- **Data listing**
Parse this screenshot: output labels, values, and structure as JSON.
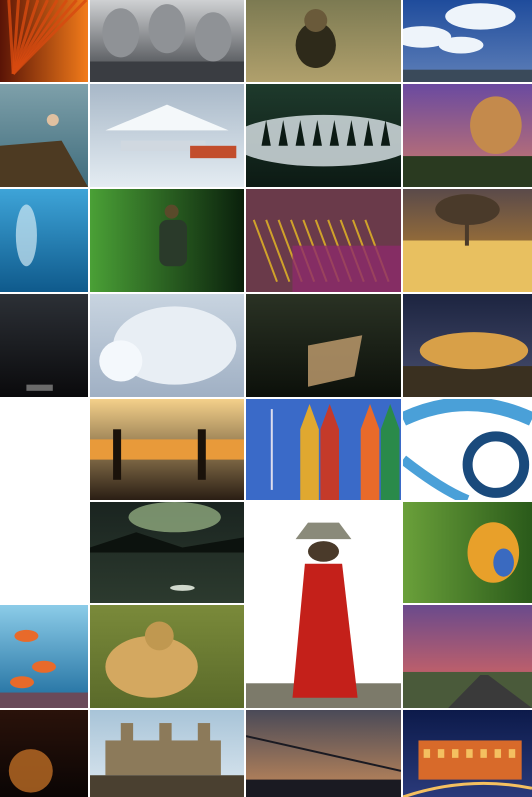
{
  "gallery": {
    "tiles": [
      {
        "id": "red-palm-leaf-tile",
        "scene": "leaf",
        "colors": [
          "#d84a10",
          "#f27b1a",
          "#5a1406"
        ]
      },
      {
        "id": "stone-carvers-tile",
        "scene": "workshop",
        "colors": [
          "#8f9296",
          "#cfd1d3",
          "#3a3d42"
        ]
      },
      {
        "id": "cheetah-cub-tile",
        "scene": "cub",
        "colors": [
          "#7c7a52",
          "#b0a06c",
          "#2e2a1a"
        ]
      },
      {
        "id": "blue-sky-clouds-tile",
        "scene": "sky",
        "colors": [
          "#1f4c9c",
          "#eef4fa",
          "#5e7fb8"
        ]
      },
      {
        "id": "cliff-diver-tile",
        "scene": "cliff",
        "colors": [
          "#3f6c7c",
          "#7ea0aa",
          "#4d3a22"
        ]
      },
      {
        "id": "antarctic-plane-tile",
        "scene": "plane",
        "colors": [
          "#a8b8c8",
          "#e4ecf2",
          "#c24d2c"
        ]
      },
      {
        "id": "misty-forest-tile",
        "scene": "mist",
        "colors": [
          "#1e3a2c",
          "#d4dde0",
          "#0c1a14"
        ]
      },
      {
        "id": "lion-sunset-tile",
        "scene": "lion",
        "colors": [
          "#6a4aa0",
          "#c48a4c",
          "#2a3a20"
        ]
      },
      {
        "id": "underwater-diver-tile",
        "scene": "diver",
        "colors": [
          "#0f5a8c",
          "#3ea4d8",
          "#cfe8f4"
        ]
      },
      {
        "id": "jungle-trekker-tile",
        "scene": "jungle",
        "colors": [
          "#1e5c22",
          "#4aa036",
          "#0a200c"
        ]
      },
      {
        "id": "textile-loom-tile",
        "scene": "loom",
        "colors": [
          "#6a3a4a",
          "#d0a22a",
          "#8c2a6a"
        ]
      },
      {
        "id": "savanna-tree-tile",
        "scene": "tree",
        "colors": [
          "#c88a2a",
          "#e8c060",
          "#4a3a2a"
        ]
      },
      {
        "id": "dark-room-tile",
        "scene": "dark",
        "colors": [
          "#1a1c20",
          "#2c3036",
          "#0a0a0c"
        ]
      },
      {
        "id": "polar-bear-tile",
        "scene": "bear",
        "colors": [
          "#e8eef4",
          "#c8d4e0",
          "#a0b0c4"
        ]
      },
      {
        "id": "shipwreck-tile",
        "scene": "wreck",
        "colors": [
          "#2a3224",
          "#c4a070",
          "#0c100a"
        ]
      },
      {
        "id": "cheetah-rock-tile",
        "scene": "cheetahrock",
        "colors": [
          "#1c2440",
          "#d8a048",
          "#3a3020"
        ]
      },
      {
        "id": "fishermen-sunset-tile",
        "scene": "fishermen",
        "colors": [
          "#2a1e14",
          "#e89a3a",
          "#f4d08a"
        ]
      },
      {
        "id": "beach-huts-tile",
        "scene": "huts",
        "colors": [
          "#3a6ac8",
          "#e0a830",
          "#c43a2a"
        ]
      },
      {
        "id": "film-reel-tile",
        "scene": "film",
        "colors": [
          "#4aa0d8",
          "#ffffff",
          "#1a4a7c"
        ]
      },
      {
        "id": "lake-canoe-tile",
        "scene": "lake",
        "colors": [
          "#1a2420",
          "#a0bc8c",
          "#2c3a2e"
        ]
      },
      {
        "id": "red-robe-tile",
        "scene": "robe",
        "colors": [
          "#c4201a",
          "#ffffff",
          "#7c7a6a"
        ]
      },
      {
        "id": "parrot-tile",
        "scene": "parrot",
        "colors": [
          "#2a5a1a",
          "#e8a02a",
          "#3a6ac0"
        ]
      },
      {
        "id": "coral-reef-tile",
        "scene": "reef",
        "colors": [
          "#1a6a9c",
          "#e86a2a",
          "#8ccce8"
        ]
      },
      {
        "id": "cheetahs-grass-tile",
        "scene": "cheetahs",
        "colors": [
          "#5a6a2a",
          "#d4a860",
          "#2a2a14"
        ]
      },
      {
        "id": "desert-road-tile",
        "scene": "road",
        "colors": [
          "#6a4a8c",
          "#e86a5a",
          "#3a3a3a"
        ]
      },
      {
        "id": "candle-dark-tile",
        "scene": "candle",
        "colors": [
          "#2a120a",
          "#d47a2a",
          "#0a0504"
        ]
      },
      {
        "id": "mud-mosque-tile",
        "scene": "mosque",
        "colors": [
          "#a8c4d8",
          "#8c7a5a",
          "#4a4030"
        ]
      },
      {
        "id": "high-wire-tile",
        "scene": "wire",
        "colors": [
          "#4a4a58",
          "#c48a5a",
          "#1a1a22"
        ]
      },
      {
        "id": "colosseum-night-tile",
        "scene": "colosseum",
        "colors": [
          "#0c1a4a",
          "#d86a2a",
          "#f4c060"
        ]
      }
    ]
  }
}
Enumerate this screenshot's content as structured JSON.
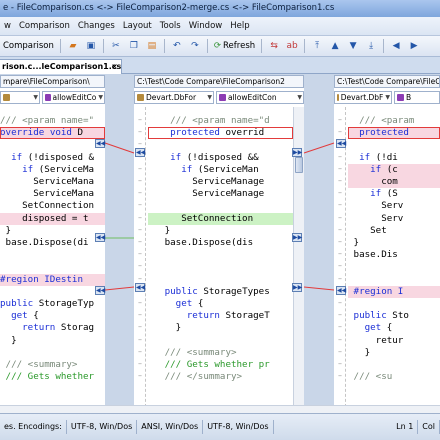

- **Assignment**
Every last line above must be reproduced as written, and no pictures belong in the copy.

- **Exercise result**
Parse this screenshot: output labels, values, and structure as JSON.
{
  "gallery": {
    "tiles": [
      {
        "id": "red-palm-leaf-tile",
        "scene": "leaf",
        "colors": [
          "#d84a10",
          "#f27b1a",
          "#5a1406"
        ]
      },
      {
        "id": "stone-carvers-tile",
        "scene": "workshop",
        "colors": [
          "#8f9296",
          "#cfd1d3",
          "#3a3d42"
        ]
      },
      {
        "id": "cheetah-cub-tile",
        "scene": "cub",
        "colors": [
          "#7c7a52",
          "#b0a06c",
          "#2e2a1a"
        ]
      },
      {
        "id": "blue-sky-clouds-tile",
        "scene": "sky",
        "colors": [
          "#1f4c9c",
          "#eef4fa",
          "#5e7fb8"
        ]
      },
      {
        "id": "cliff-diver-tile",
        "scene": "cliff",
        "colors": [
          "#3f6c7c",
          "#7ea0aa",
          "#4d3a22"
        ]
      },
      {
        "id": "antarctic-plane-tile",
        "scene": "plane",
        "colors": [
          "#a8b8c8",
          "#e4ecf2",
          "#c24d2c"
        ]
      },
      {
        "id": "misty-forest-tile",
        "scene": "mist",
        "colors": [
          "#1e3a2c",
          "#d4dde0",
          "#0c1a14"
        ]
      },
      {
        "id": "lion-sunset-tile",
        "scene": "lion",
        "colors": [
          "#6a4aa0",
          "#c48a4c",
          "#2a3a20"
        ]
      },
      {
        "id": "underwater-diver-tile",
        "scene": "diver",
        "colors": [
          "#0f5a8c",
          "#3ea4d8",
          "#cfe8f4"
        ]
      },
      {
        "id": "jungle-trekker-tile",
        "scene": "jungle",
        "colors": [
          "#1e5c22",
          "#4aa036",
          "#0a200c"
        ]
      },
      {
        "id": "textile-loom-tile",
        "scene": "loom",
        "colors": [
          "#6a3a4a",
          "#d0a22a",
          "#8c2a6a"
        ]
      },
      {
        "id": "savanna-tree-tile",
        "scene": "tree",
        "colors": [
          "#c88a2a",
          "#e8c060",
          "#4a3a2a"
        ]
      },
      {
        "id": "dark-room-tile",
        "scene": "dark",
        "colors": [
          "#1a1c20",
          "#2c3036",
          "#0a0a0c"
        ]
      },
      {
        "id": "polar-bear-tile",
        "scene": "bear",
        "colors": [
          "#e8eef4",
          "#c8d4e0",
          "#a0b0c4"
        ]
      },
      {
        "id": "shipwreck-tile",
        "scene": "wreck",
        "colors": [
          "#2a3224",
          "#c4a070",
          "#0c100a"
        ]
      },
      {
        "id": "cheetah-rock-tile",
        "scene": "cheetahrock",
        "colors": [
          "#1c2440",
          "#d8a048",
          "#3a3020"
        ]
      },
      {
        "id": "fishermen-sunset-tile",
        "scene": "fishermen",
        "colors": [
          "#2a1e14",
          "#e89a3a",
          "#f4d08a"
        ]
      },
      {
        "id": "beach-huts-tile",
        "scene": "huts",
        "colors": [
          "#3a6ac8",
          "#e0a830",
          "#c43a2a"
        ]
      },
      {
        "id": "film-reel-tile",
        "scene": "film",
        "colors": [
          "#4aa0d8",
          "#ffffff",
          "#1a4a7c"
        ]
      },
      {
        "id": "lake-canoe-tile",
        "scene": "lake",
        "colors": [
          "#1a2420",
          "#a0bc8c",
          "#2c3a2e"
        ]
      },
      {
        "id": "red-robe-tile",
        "scene": "robe",
        "colors": [
          "#c4201a",
          "#ffffff",
          "#7c7a6a"
        ]
      },
      {
        "id": "parrot-tile",
        "scene": "parrot",
        "colors": [
          "#2a5a1a",
          "#e8a02a",
          "#3a6ac0"
        ]
      },
      {
        "id": "coral-reef-tile",
        "scene": "reef",
        "colors": [
          "#1a6a9c",
          "#e86a2a",
          "#8ccce8"
        ]
      },
      {
        "id": "cheetahs-grass-tile",
        "scene": "cheetahs",
        "colors": [
          "#5a6a2a",
          "#d4a860",
          "#2a2a14"
        ]
      },
      {
        "id": "desert-road-tile",
        "scene": "road",
        "colors": [
          "#6a4a8c",
          "#e86a5a",
          "#3a3a3a"
        ]
      },
      {
        "id": "candle-dark-tile",
        "scene": "candle",
        "colors": [
          "#2a120a",
          "#d47a2a",
          "#0a0504"
        ]
      },
      {
        "id": "mud-mosque-tile",
        "scene": "mosque",
        "colors": [
          "#a8c4d8",
          "#8c7a5a",
          "#4a4030"
        ]
      },
      {
        "id": "high-wire-tile",
        "scene": "wire",
        "colors": [
          "#4a4a58",
          "#c48a5a",
          "#1a1a22"
        ]
      },
      {
        "id": "colosseum-night-tile",
        "scene": "colosseum",
        "colors": [
          "#0c1a4a",
          "#d86a2a",
          "#f4c060"
        ]
      }
    ]
  }
}
Enumerate this screenshot's content as structured JSON.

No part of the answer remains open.